Online School and How We Were Prepared

This past week has marked the end of the third week of online schooling for St. X and many other schools across the city of Louisville. This was something no one expected: a global pandemic that has forced the world to a virtual standstill, with cities and entire countries on lockdown to try and eliminate the ascendant coronavirus. Circumstances like these could have stopped the education system in its tracks; two or three decades ago, it would have. But in 2020, St. X was already prepared to withstand this type of threat through online schooling.

For me, online school has almost been easier than the in-school version. As a senior, I will already get out of school in early May, and half of my classes are merely review for AP exams that have been adapted into shorter, perhaps easier forms of their previous selves. Tests that previously took hours will now take less than one. The amount of new material I am learning is limited to two classes. All in all, my average school day amounts to little more than a day of weekend homework.

Now, obviously this isn’t the case for every St. X student. Most of us are still learning new material in the majority of our classes, and freshmen, sophomores, and juniors will most likely have to continue this method of learning through the end of the school year. But this type of schooling, overall, isn’t hugely different from the education we received within St. X’s walls. With the exception of Zoom, most of the apps we are using to complete our school work are ones we have used for the entirety of high school. Schoology, Showbie, Turnitin, and PlusPortals aren’t new to us; we know how to use them. Zoom isn’t exactly a complicated app to learn, and through Zoom we can conduct class much the same as we used to. There may be a few hiccups now and again, but the method of learning we use now isn’t all that different from the one we used previously.

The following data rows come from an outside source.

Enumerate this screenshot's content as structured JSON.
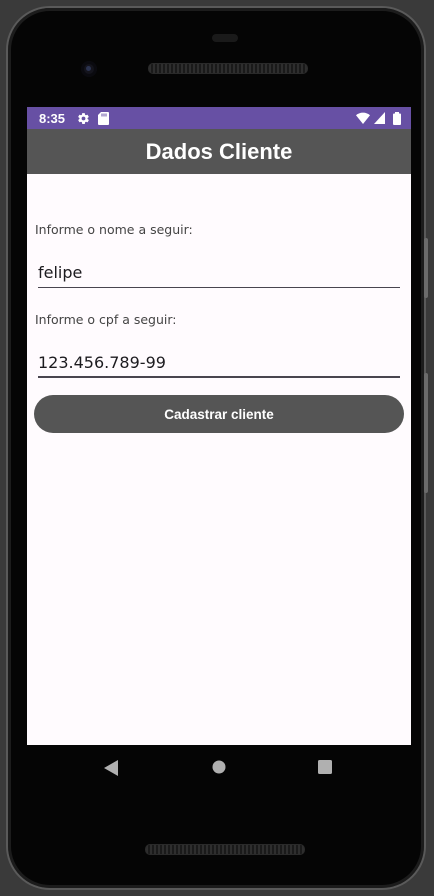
{
  "status_bar": {
    "time": "8:35",
    "icons": [
      "gear-icon",
      "sd-card-icon",
      "wifi-icon",
      "signal-icon",
      "battery-icon"
    ],
    "color": "#6750a4"
  },
  "app_bar": {
    "title": "Dados Cliente",
    "color": "#555555"
  },
  "form": {
    "name_label": "Informe o nome a seguir:",
    "name_value": "felipe",
    "cpf_label": "Informe o cpf a seguir:",
    "cpf_value": "123.456.789-99",
    "submit_label": "Cadastrar cliente"
  },
  "nav_bar": {
    "buttons": [
      "back-icon",
      "home-icon",
      "recents-icon"
    ]
  }
}
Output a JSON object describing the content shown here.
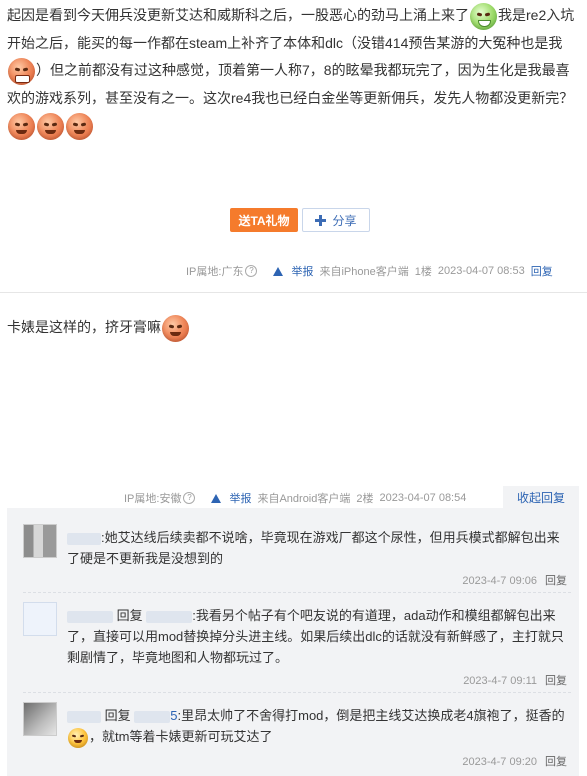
{
  "post1": {
    "text": [
      "起因是看到今天佣兵没更新艾达和威斯科之后，一股恶心的劲马上涌上来了",
      "我是re2入坑开始之后，能买的每一作都在steam上补齐了本体和dlc（没错414预告某游的大冤种也是我",
      "）但之前都没有过这种感觉，顶着第一人称7，8的眩晕我都玩完了，因为生化是我最喜欢的游戏系列，甚至没有之一。这次re4我也已经白金坐等更新佣兵，发先人物都没更新完？"
    ],
    "gift_button": "送TA礼物",
    "share_button": "分享",
    "meta": {
      "ip": "IP属地:广东",
      "report": "举报",
      "source": "来自iPhone客户端",
      "floor": "1楼",
      "time": "2023-04-07 08:53",
      "reply": "回复"
    }
  },
  "post2": {
    "text": "卡婊是这样的，挤牙膏嘛",
    "meta": {
      "ip": "IP属地:安徽",
      "report": "举报",
      "source": "来自Android客户端",
      "floor": "2楼",
      "time": "2023-04-07 08:54",
      "collapse": "收起回复"
    }
  },
  "replies": [
    {
      "text": ":她艾达线后续卖都不说啥，毕竟现在游戏厂都这个尿性，但用兵模式都解包出来了硬是不更新我是没想到的",
      "time": "2023-4-7 09:06",
      "reply": "回复"
    },
    {
      "reply_word": "回复",
      "text": ":我看另个帖子有个吧友说的有道理，ada动作和模组都解包出来了，直接可以用mod替换掉分头进主线。如果后续出dlc的话就没有新鲜感了，主打就只剩剧情了，毕竟地图和人物都玩过了。",
      "time": "2023-4-7 09:11",
      "reply": "回复"
    },
    {
      "reply_word": "回复",
      "name_tail": "5",
      "text_a": ":里昂太帅了不舍得打mod，倒是把主线艾达换成老4旗袍了，挺香的",
      "text_b": "，就tm等着卡婊更新可玩艾达了",
      "time": "2023-4-7 09:20",
      "reply": "回复"
    }
  ]
}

This smooth transition to online school is mainly due to St. X’s inclusion of technology in our previous education. By giving each student an iPad and using it in the vast majority of our classes, we have established a system of learning that has prepared us for this setback. Many of my friends in JCPS, who have just entered their first week of online learning, are learning how to take classes online that they have done on paper for their entire high school careers. By definition, it will take them more time to adjust to their new type of schooling. The inclusion of technology in St. X’s education system has enabled us to make the transition from in-class to online learning almost seamlessly. By teaching with technology, St. X was prepared for the coronavirus.